The following information is essential and relevant to all visitors to alpine areas, regardless of the length of the visit or the type of alpine activity. When planning it is important to prepare your vehicle for a trip to the snow, and organise your clothing and equipment. Snow sport is more enjoyable if you improve your fitness and organise lessons. Once there, take special care with children. Arrange to leave details of your trip with a responsible contact.
Alcohol and drugs don’t cut it in the snow. Alcohol and drugs impair judgement, slow response time and reduce your ability to respond in an emergency.
ALPINE RESPONSIBILITY CODE – SKI LIFTS
There are inherent risks in all snow recreational activities. Common sense, staying in control and personal awareness can reduce these risks. Risks include rapid changes in weather, visibility and surface conditions, as well as natural and artificial hazards such as rocks, trees, stumps, vehicles, lift towers, snow fences and snowmaking equipment. Observe the code and ski and ride with courtesy to others.
- Stay in control and avoid other people and hazards.
- Use appropriate protective equipment, especially helmets, to minimise the risk of injury.
- You must have the ability to use each lift safely. If in doubt ask the lift attendant.
- Obey all signs and warnings, and keep off closed trails and areas.
- It is your responsibility to avoid and give way to people below and beside you.

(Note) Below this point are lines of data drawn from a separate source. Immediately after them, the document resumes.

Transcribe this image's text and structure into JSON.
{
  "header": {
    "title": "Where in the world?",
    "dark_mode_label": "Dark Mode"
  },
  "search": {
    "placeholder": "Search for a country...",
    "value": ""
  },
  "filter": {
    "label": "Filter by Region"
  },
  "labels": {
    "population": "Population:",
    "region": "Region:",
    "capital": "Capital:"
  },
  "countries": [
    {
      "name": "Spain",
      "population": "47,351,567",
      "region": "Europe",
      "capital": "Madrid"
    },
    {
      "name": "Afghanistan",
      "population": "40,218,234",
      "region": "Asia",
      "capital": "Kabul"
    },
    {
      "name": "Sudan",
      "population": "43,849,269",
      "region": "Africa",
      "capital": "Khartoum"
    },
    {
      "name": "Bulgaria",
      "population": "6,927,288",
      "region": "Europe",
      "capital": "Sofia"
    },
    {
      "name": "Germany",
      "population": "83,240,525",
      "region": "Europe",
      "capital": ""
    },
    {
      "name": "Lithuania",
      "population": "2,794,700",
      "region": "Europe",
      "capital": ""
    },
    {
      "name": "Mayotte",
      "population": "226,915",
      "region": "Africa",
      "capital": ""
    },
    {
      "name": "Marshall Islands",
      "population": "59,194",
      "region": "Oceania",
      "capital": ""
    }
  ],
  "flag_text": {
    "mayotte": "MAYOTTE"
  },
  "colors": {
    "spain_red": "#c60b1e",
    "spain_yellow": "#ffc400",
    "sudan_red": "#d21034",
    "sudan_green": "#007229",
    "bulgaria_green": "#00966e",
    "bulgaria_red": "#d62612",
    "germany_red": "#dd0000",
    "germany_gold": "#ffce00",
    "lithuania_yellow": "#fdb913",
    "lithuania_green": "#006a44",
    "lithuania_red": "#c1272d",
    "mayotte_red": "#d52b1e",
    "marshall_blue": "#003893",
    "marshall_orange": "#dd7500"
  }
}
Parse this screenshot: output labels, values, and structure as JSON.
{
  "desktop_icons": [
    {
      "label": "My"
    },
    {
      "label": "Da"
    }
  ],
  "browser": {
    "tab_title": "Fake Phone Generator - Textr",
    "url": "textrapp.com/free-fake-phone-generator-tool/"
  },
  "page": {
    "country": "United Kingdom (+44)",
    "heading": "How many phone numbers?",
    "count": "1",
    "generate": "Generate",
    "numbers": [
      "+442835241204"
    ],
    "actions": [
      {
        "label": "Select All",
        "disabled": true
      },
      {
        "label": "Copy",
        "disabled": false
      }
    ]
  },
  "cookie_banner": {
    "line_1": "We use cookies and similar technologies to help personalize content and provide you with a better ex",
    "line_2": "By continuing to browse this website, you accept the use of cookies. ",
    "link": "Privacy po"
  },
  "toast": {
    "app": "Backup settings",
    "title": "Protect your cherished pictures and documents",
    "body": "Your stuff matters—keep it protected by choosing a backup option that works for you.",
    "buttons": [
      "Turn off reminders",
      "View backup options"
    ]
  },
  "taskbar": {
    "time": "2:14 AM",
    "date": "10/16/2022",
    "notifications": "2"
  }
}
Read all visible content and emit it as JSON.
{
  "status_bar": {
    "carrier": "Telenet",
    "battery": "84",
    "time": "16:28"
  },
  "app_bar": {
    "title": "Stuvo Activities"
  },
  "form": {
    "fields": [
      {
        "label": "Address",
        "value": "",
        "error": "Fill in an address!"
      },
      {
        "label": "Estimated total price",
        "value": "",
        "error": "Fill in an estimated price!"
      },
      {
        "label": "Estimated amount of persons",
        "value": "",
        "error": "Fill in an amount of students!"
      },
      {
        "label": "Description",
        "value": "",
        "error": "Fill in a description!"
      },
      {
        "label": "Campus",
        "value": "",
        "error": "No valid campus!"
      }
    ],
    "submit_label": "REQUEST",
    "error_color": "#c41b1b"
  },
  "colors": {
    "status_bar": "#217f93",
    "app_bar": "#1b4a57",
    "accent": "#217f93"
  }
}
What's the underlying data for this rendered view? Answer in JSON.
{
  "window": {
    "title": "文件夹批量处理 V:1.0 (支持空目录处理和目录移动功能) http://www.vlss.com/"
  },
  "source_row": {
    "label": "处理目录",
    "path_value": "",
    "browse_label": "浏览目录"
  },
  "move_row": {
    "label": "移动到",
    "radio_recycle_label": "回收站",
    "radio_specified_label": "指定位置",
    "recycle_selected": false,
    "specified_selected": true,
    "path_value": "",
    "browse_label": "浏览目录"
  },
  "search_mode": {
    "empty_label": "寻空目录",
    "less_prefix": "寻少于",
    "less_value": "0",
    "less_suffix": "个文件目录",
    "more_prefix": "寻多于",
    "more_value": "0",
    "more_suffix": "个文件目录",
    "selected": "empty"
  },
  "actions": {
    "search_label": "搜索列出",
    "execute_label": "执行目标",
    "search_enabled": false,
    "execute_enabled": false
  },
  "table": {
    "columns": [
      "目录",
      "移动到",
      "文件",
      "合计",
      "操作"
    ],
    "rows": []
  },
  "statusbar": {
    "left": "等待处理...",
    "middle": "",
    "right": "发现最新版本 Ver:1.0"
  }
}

- Do not stop where you are not visible from above or where you obstruct a trail.
- Before starting downhill, or merging into a trail, look uphill and give way to others.
- Use care to prevent runaway snowboards.
- If you are involved in or see an accident, alert and identify yourself to Resort Staff.
- Be aware that it is dangerous to ski, board or ride lifts if your ability is impaired by drugs or alcohol.
OBSERVE THE CODE
Regardless of how you enjoy your snow sport, there are inherent risks in all snow recreational activities. While in an alpine environment always show courtesy to others and be aware that common sense, protective equipment and personal awareness can reduce the risks. These risks include rapid changes in the weather, visibility and surface conditions, as well as natural and artificial hazards such as rocks, trees, stumps, vehicles, lift towers, snow fences and snowmaking equipment.
Snow sports are lots of fun, but if you do not pay attention to the Code, you could end up hurting yourself or those around you. Observe the Code and share with others the responsibility for a great experience.
Respect gets respect. From the lift line, to the slopes, through the park and the resort.